What is needed: In full and without alteration, return the records below.

Records supplied:

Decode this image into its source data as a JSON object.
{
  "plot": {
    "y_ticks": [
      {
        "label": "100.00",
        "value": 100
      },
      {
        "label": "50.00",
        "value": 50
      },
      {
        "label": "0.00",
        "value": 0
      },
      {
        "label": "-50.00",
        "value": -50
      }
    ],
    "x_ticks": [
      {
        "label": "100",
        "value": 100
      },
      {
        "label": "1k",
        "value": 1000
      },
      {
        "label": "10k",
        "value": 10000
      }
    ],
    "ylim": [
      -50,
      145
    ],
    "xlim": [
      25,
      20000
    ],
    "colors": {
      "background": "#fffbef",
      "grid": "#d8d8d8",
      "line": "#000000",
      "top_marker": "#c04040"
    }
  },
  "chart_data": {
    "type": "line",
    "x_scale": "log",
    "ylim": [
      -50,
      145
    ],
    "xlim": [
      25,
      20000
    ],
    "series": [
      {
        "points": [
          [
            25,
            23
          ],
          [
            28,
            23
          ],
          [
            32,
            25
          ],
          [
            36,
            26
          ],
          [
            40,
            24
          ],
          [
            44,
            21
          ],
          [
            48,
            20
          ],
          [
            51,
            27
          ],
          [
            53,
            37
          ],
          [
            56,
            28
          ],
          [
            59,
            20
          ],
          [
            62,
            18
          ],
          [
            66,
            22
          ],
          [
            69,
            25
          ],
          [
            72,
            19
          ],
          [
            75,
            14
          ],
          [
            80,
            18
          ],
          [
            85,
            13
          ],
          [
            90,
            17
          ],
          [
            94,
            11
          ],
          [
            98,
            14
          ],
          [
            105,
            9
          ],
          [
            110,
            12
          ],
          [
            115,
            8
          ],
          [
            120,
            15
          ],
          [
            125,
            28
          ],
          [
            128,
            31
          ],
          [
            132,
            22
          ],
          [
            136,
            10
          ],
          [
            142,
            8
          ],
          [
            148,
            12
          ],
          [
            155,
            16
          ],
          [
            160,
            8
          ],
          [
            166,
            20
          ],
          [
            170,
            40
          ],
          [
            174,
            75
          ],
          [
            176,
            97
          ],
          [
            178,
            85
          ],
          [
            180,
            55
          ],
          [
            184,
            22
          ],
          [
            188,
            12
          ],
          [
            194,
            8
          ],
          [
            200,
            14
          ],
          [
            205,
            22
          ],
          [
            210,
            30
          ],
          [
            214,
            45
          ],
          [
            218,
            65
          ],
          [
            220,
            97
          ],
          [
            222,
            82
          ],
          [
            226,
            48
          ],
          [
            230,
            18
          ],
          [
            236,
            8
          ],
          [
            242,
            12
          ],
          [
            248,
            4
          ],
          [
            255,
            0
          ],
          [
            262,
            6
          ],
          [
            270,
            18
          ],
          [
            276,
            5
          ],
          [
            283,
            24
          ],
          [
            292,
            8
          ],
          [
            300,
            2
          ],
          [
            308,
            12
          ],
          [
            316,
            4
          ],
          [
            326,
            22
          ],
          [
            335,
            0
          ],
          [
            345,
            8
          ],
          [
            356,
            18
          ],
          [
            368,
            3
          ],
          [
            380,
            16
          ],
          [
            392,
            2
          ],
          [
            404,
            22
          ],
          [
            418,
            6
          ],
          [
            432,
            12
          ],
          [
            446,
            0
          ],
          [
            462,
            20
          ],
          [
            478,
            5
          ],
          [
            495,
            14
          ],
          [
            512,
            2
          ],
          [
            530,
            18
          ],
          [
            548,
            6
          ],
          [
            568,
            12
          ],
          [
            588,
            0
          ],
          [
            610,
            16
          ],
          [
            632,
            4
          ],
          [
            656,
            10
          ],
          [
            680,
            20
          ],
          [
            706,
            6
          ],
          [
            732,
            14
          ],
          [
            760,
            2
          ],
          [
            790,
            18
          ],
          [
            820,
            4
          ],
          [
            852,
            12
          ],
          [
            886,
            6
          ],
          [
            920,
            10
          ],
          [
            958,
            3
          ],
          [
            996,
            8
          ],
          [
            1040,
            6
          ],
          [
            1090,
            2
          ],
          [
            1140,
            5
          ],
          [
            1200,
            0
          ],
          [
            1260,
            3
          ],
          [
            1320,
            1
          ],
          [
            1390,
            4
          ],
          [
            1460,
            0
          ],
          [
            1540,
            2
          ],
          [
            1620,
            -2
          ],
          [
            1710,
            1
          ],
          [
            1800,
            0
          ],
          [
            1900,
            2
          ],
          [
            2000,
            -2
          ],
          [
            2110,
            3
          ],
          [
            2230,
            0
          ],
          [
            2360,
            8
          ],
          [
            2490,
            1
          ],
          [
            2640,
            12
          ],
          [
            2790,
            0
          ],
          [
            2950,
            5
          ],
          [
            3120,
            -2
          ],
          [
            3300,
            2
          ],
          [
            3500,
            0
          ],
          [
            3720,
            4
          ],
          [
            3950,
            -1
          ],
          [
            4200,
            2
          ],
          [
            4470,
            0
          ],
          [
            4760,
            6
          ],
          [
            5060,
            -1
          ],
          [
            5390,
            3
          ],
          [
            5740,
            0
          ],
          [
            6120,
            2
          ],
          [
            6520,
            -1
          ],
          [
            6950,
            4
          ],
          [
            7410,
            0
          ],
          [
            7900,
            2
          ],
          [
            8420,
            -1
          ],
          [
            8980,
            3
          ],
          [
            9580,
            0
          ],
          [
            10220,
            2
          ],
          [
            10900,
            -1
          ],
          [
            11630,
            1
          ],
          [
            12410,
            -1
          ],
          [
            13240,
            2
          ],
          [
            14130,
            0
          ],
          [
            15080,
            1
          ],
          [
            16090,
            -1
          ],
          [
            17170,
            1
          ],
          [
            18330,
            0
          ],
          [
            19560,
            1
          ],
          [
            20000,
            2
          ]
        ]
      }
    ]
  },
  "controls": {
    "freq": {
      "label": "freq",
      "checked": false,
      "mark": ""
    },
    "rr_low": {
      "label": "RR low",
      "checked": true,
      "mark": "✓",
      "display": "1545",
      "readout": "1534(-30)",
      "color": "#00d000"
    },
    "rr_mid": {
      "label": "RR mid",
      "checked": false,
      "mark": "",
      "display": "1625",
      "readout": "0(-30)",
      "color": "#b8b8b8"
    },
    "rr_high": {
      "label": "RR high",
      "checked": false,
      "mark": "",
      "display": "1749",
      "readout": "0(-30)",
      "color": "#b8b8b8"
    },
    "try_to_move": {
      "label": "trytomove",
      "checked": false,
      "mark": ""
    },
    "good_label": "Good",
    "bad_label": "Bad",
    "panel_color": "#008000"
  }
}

Exercise result:
Decode this image into its source data as a JSON object.
{
  "plot": {
    "y_ticks": [
      {
        "label": "100.00",
        "value": 100
      },
      {
        "label": "50.00",
        "value": 50
      },
      {
        "label": "0.00",
        "value": 0
      },
      {
        "label": "-50.00",
        "value": -50
      }
    ],
    "x_ticks": [
      {
        "label": "100",
        "value": 100
      },
      {
        "label": "1k",
        "value": 1000
      },
      {
        "label": "10k",
        "value": 10000
      }
    ],
    "ylim": [
      -50,
      145
    ],
    "xlim": [
      25,
      20000
    ],
    "colors": {
      "background": "#fffbef",
      "grid": "#d8d8d8",
      "line": "#000000",
      "top_marker": "#c04040"
    }
  },
  "chart_data": {
    "type": "line",
    "x_scale": "log",
    "ylim": [
      -50,
      145
    ],
    "xlim": [
      25,
      20000
    ],
    "series": [
      {
        "points": [
          [
            25,
            23
          ],
          [
            28,
            23
          ],
          [
            32,
            25
          ],
          [
            36,
            26
          ],
          [
            40,
            24
          ],
          [
            44,
            21
          ],
          [
            48,
            20
          ],
          [
            51,
            27
          ],
          [
            53,
            37
          ],
          [
            56,
            28
          ],
          [
            59,
            20
          ],
          [
            62,
            18
          ],
          [
            66,
            22
          ],
          [
            69,
            25
          ],
          [
            72,
            19
          ],
          [
            75,
            14
          ],
          [
            80,
            18
          ],
          [
            85,
            13
          ],
          [
            90,
            17
          ],
          [
            94,
            11
          ],
          [
            98,
            14
          ],
          [
            105,
            9
          ],
          [
            110,
            12
          ],
          [
            115,
            8
          ],
          [
            120,
            15
          ],
          [
            125,
            28
          ],
          [
            128,
            31
          ],
          [
            132,
            22
          ],
          [
            136,
            10
          ],
          [
            142,
            8
          ],
          [
            148,
            12
          ],
          [
            155,
            16
          ],
          [
            160,
            8
          ],
          [
            166,
            20
          ],
          [
            170,
            40
          ],
          [
            174,
            75
          ],
          [
            176,
            97
          ],
          [
            178,
            85
          ],
          [
            180,
            55
          ],
          [
            184,
            22
          ],
          [
            188,
            12
          ],
          [
            194,
            8
          ],
          [
            200,
            14
          ],
          [
            205,
            22
          ],
          [
            210,
            30
          ],
          [
            214,
            45
          ],
          [
            218,
            65
          ],
          [
            220,
            97
          ],
          [
            222,
            82
          ],
          [
            226,
            48
          ],
          [
            230,
            18
          ],
          [
            236,
            8
          ],
          [
            242,
            12
          ],
          [
            248,
            4
          ],
          [
            255,
            0
          ],
          [
            262,
            6
          ],
          [
            270,
            18
          ],
          [
            276,
            5
          ],
          [
            283,
            24
          ],
          [
            292,
            8
          ],
          [
            300,
            2
          ],
          [
            308,
            12
          ],
          [
            316,
            4
          ],
          [
            326,
            22
          ],
          [
            335,
            0
          ],
          [
            345,
            8
          ],
          [
            356,
            18
          ],
          [
            368,
            3
          ],
          [
            380,
            16
          ],
          [
            392,
            2
          ],
          [
            404,
            22
          ],
          [
            418,
            6
          ],
          [
            432,
            12
          ],
          [
            446,
            0
          ],
          [
            462,
            20
          ],
          [
            478,
            5
          ],
          [
            495,
            14
          ],
          [
            512,
            2
          ],
          [
            530,
            18
          ],
          [
            548,
            6
          ],
          [
            568,
            12
          ],
          [
            588,
            0
          ],
          [
            610,
            16
          ],
          [
            632,
            4
          ],
          [
            656,
            10
          ],
          [
            680,
            20
          ],
          [
            706,
            6
          ],
          [
            732,
            14
          ],
          [
            760,
            2
          ],
          [
            790,
            18
          ],
          [
            820,
            4
          ],
          [
            852,
            12
          ],
          [
            886,
            6
          ],
          [
            920,
            10
          ],
          [
            958,
            3
          ],
          [
            996,
            8
          ],
          [
            1040,
            6
          ],
          [
            1090,
            2
          ],
          [
            1140,
            5
          ],
          [
            1200,
            0
          ],
          [
            1260,
            3
          ],
          [
            1320,
            1
          ],
          [
            1390,
            4
          ],
          [
            1460,
            0
          ],
          [
            1540,
            2
          ],
          [
            1620,
            -2
          ],
          [
            1710,
            1
          ],
          [
            1800,
            0
          ],
          [
            1900,
            2
          ],
          [
            2000,
            -2
          ],
          [
            2110,
            3
          ],
          [
            2230,
            0
          ],
          [
            2360,
            8
          ],
          [
            2490,
            1
          ],
          [
            2640,
            12
          ],
          [
            2790,
            0
          ],
          [
            2950,
            5
          ],
          [
            3120,
            -2
          ],
          [
            3300,
            2
          ],
          [
            3500,
            0
          ],
          [
            3720,
            4
          ],
          [
            3950,
            -1
          ],
          [
            4200,
            2
          ],
          [
            4470,
            0
          ],
          [
            4760,
            6
          ],
          [
            5060,
            -1
          ],
          [
            5390,
            3
          ],
          [
            5740,
            0
          ],
          [
            6120,
            2
          ],
          [
            6520,
            -1
          ],
          [
            6950,
            4
          ],
          [
            7410,
            0
          ],
          [
            7900,
            2
          ],
          [
            8420,
            -1
          ],
          [
            8980,
            3
          ],
          [
            9580,
            0
          ],
          [
            10220,
            2
          ],
          [
            10900,
            -1
          ],
          [
            11630,
            1
          ],
          [
            12410,
            -1
          ],
          [
            13240,
            2
          ],
          [
            14130,
            0
          ],
          [
            15080,
            1
          ],
          [
            16090,
            -1
          ],
          [
            17170,
            1
          ],
          [
            18330,
            0
          ],
          [
            19560,
            1
          ],
          [
            20000,
            2
          ]
        ]
      }
    ]
  },
  "controls": {
    "freq": {
      "label": "freq",
      "checked": false,
      "mark": ""
    },
    "rr_low": {
      "label": "RR low",
      "checked": true,
      "mark": "✓",
      "display": "1545",
      "readout": "1534(-30)",
      "color": "#00d000"
    },
    "rr_mid": {
      "label": "RR mid",
      "checked": false,
      "mark": "",
      "display": "1625",
      "readout": "0(-30)",
      "color": "#b8b8b8"
    },
    "rr_high": {
      "label": "RR high",
      "checked": false,
      "mark": "",
      "display": "1749",
      "readout": "0(-30)",
      "color": "#b8b8b8"
    },
    "try_to_move": {
      "label": "trytomove",
      "checked": false,
      "mark": ""
    },
    "good_label": "Good",
    "bad_label": "Bad",
    "panel_color": "#008000"
  }
}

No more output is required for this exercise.